The flipped classroom model is a great way to differentiate for your students, provide quick formative assessment feedback, and allow more time in your classroom for higher-level thinking activities.
To help me in making my “flip” easier I came up with the acronym FIRE: Format, Interact, Reflect, and Extend. By following these four easy steps it made flipping my class a lot easier.
In the first part of this series, I explain why my students like the flipped classroom model and how to choose the format. In the second part of the flipped classroom model series, I discussed the importance of having students interact and engage with the flipped lesson. In the third part of the flipped classroom model series, I go over having students reflect on their learning. Now let’s discuss the best part of the flipped classroom model which is the activities you will do with students in class.
Step 4: Extend
The whole reason for the flip is for students to learn the basics at home so they can apply and practice in the content in the classroom with the support and help of you and their peers. The possibilities of what you can do on the day after a flip are endless. I like to use this as a perfect opportunity to differentiate my teaching. I use the data from the quiz I do as a reflection to put my students into two groups. Group A is for students that demonstrate they have a basic understanding of the topic. Station B is for students that demonstrate they are still unclear of the basic information and need some more practice and clarification on the key parts.
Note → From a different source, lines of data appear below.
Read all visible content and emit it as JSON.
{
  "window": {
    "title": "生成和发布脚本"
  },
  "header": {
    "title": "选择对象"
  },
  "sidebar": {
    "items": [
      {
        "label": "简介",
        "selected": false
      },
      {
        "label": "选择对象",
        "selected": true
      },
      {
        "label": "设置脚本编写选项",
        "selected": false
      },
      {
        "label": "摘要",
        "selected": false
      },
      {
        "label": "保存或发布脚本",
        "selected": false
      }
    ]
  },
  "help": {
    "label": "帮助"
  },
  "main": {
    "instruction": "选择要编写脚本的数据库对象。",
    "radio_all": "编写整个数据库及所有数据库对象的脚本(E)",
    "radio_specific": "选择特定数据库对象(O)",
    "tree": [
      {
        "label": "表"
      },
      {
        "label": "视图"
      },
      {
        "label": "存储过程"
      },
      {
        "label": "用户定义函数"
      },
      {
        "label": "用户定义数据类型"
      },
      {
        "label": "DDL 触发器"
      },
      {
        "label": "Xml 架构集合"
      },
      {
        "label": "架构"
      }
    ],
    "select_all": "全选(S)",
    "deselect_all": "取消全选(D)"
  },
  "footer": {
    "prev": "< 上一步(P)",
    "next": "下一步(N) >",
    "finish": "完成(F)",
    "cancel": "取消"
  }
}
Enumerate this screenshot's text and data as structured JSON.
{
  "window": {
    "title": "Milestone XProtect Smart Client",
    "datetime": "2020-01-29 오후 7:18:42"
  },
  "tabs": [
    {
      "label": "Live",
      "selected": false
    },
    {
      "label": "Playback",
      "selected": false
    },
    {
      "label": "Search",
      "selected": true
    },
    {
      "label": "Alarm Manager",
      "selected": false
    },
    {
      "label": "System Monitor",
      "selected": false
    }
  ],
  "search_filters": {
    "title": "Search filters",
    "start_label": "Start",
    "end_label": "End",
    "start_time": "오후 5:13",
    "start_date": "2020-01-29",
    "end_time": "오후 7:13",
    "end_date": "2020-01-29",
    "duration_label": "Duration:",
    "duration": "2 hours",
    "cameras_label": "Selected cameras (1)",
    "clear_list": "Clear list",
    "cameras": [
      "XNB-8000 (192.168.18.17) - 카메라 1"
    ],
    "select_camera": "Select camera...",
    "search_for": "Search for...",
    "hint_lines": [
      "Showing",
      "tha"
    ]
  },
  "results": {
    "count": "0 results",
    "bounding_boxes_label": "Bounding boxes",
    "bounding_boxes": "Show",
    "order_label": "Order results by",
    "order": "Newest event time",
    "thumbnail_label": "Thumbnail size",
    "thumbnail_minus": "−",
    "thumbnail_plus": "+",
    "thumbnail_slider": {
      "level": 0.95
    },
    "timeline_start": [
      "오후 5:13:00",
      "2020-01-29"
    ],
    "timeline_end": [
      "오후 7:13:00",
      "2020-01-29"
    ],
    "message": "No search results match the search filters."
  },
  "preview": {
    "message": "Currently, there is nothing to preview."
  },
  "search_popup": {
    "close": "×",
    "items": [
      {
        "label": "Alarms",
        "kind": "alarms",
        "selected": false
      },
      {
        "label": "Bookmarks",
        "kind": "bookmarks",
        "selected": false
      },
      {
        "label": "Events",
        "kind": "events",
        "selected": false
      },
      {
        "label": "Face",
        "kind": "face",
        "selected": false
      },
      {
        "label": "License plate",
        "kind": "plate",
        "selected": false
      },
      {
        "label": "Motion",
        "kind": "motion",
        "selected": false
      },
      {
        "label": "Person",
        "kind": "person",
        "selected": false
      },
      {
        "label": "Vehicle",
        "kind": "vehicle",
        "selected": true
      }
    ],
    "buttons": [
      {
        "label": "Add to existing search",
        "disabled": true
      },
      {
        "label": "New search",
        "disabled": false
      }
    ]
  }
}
Here are some different ideas for what to do with each group.
– Online investigation
– mini-experiment or hands-on activity
– real-world application like a science article
– mini project
– Guided reading of short summary
– Interactive notebook flip pages
– Second video that you take them through and discuss
One thing to keep in mind is to never reteach the lesson to the class the next day. If you have students that did not do the assignment then the first thing they need to do when they enter your class is the flip assignment. If you reteach the lesson to the class because students didn’t watch the video you are telling the students it’s okay to not watch the video since the information will be taught in class the next day. This rewards those for not watching the video and eventually, no one will watch.
The first time I did the flip for a homework assignment I only had 25% of the students do the assignment. Instead of getting upset, I had to do some reflection on myself to see what did I do that resulted in this low percent. When the students came in the next day I had them fill out a survey. I discovered that 30% of them forgot, 30% of them discovered that their internet connection was not good, and 30% didn’t want to do it. We talked about the importance again and the options for what to do if you can’t watch the videos at home. I then had the 75% that didn’t watch the video do the flip lesson in class and the 25% that did watch went on to the activity I already prepared for that day. On the next flip only 20% didn’t watch. As the students got used to this new method of teaching and started to see the benefits I had fewer students not doing their assignments.